Seven reasons to go ecological

There are a number of reasons why these types of systems can deliver superior risk-adjusted returns:
1. Comparable or better yields in most cases
2. Lower operating costs because of less reliance on external inputs
3. Enhanced natural capital, with the opportunity to increase asset values by regenerating degraded land
4. Climatic resilience because healthy soils cope better with droughts and floods
5. Positive environmental externalities and the chance to be paid for them, for example through carbon credits
6. The ability to sell to higher value markets such as organic or grass-fed
7. Higher profitability with less volatility

The recent Paris Agreement has refocused attention on climate change and the need to control greenhouse gas emissions. Ecological farming can play a role by absorbing carbon from the atmosphere and storing it in the soil.

Investing in ecological farming

Farmland-ownership strategies provide the most direct exposure to this theme, as they allow investors to benefit from the uplift in value caused by the regeneration of land. But ecological farming is knowledge-intensive. Investors will need to back skilled operating teams, or invest in partnerships with carefully-selected farmers on a profit-sharing basis.

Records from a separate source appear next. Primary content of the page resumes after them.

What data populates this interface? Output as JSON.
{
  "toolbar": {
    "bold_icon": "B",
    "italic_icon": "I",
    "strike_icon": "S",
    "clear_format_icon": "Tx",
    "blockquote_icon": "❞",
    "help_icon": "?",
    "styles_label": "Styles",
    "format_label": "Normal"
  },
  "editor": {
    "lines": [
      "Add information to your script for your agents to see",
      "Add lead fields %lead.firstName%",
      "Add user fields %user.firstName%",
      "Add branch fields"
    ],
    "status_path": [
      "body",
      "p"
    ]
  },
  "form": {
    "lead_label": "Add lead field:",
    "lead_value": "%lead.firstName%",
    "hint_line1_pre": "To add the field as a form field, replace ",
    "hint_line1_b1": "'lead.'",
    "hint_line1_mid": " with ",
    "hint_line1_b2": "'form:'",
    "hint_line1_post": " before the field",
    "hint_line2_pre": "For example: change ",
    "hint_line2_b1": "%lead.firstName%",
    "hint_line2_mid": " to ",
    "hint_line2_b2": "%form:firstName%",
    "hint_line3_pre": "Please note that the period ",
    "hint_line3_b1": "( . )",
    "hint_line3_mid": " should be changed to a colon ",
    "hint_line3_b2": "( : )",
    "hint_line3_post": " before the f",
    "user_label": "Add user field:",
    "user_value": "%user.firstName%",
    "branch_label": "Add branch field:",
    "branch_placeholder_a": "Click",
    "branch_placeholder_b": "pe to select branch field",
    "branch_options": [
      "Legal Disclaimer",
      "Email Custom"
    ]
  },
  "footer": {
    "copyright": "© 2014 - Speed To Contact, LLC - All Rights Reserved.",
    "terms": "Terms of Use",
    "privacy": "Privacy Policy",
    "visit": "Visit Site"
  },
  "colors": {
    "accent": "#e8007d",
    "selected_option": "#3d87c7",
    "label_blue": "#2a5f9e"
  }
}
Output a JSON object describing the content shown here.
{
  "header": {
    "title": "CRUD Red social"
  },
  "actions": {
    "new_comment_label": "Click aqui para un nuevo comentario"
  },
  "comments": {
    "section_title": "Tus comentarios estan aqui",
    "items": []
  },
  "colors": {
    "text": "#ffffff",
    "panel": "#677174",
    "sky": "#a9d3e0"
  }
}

In terms of geography, the best opportunities lie in developed countries where land prices are not distorted by factors external to agriculture.
We believe that ecological farming systems can deliver superior risk-adjusted returns, while generating positive environmental impacts. There are proven systems out there – the opportunity lies in scaling them up.

To continue reading, please view/download the full report HERE

Credit: Author Paul McMahon, SLM Partners. ©SLM Partners